Problem to work on
Below is a block of records. Copy every line in it that contains the word "title".

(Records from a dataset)
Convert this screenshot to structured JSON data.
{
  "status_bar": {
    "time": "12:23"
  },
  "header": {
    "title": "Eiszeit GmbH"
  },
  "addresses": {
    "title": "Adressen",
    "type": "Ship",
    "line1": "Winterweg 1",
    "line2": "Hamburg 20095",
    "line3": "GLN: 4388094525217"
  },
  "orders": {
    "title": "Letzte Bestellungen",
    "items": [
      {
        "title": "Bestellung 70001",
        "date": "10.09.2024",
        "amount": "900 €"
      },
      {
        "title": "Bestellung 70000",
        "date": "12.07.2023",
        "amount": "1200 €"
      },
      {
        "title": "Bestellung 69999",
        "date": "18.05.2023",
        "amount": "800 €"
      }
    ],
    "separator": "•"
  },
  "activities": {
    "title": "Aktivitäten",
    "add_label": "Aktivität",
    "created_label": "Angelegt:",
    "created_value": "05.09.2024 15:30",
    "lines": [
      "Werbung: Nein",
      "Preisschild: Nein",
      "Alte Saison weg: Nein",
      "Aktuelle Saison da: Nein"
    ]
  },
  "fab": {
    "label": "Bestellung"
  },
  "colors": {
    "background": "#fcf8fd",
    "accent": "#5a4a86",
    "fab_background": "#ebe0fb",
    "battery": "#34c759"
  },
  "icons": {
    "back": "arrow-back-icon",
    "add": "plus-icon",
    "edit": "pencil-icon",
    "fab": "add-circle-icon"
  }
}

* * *

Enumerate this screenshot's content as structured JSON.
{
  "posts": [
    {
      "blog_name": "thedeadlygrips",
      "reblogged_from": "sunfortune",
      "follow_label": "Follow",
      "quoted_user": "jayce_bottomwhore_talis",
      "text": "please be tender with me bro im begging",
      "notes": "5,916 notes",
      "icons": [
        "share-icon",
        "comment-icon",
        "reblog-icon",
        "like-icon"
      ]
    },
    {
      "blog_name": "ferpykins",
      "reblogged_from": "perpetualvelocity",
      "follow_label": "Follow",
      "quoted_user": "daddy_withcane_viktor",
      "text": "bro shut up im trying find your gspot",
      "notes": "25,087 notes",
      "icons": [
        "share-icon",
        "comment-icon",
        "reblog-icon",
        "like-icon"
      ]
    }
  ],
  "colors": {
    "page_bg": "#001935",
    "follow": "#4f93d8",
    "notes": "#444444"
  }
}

Output of the exercise
    "title": "Eiszeit GmbH"
    "title": "Adressen",
    "title": "Letzte Bestellungen",
        "title": "Bestellung 70001",
        "title": "Bestellung 70000",
        "title": "Bestellung 69999",
    "title": "Aktivitäten",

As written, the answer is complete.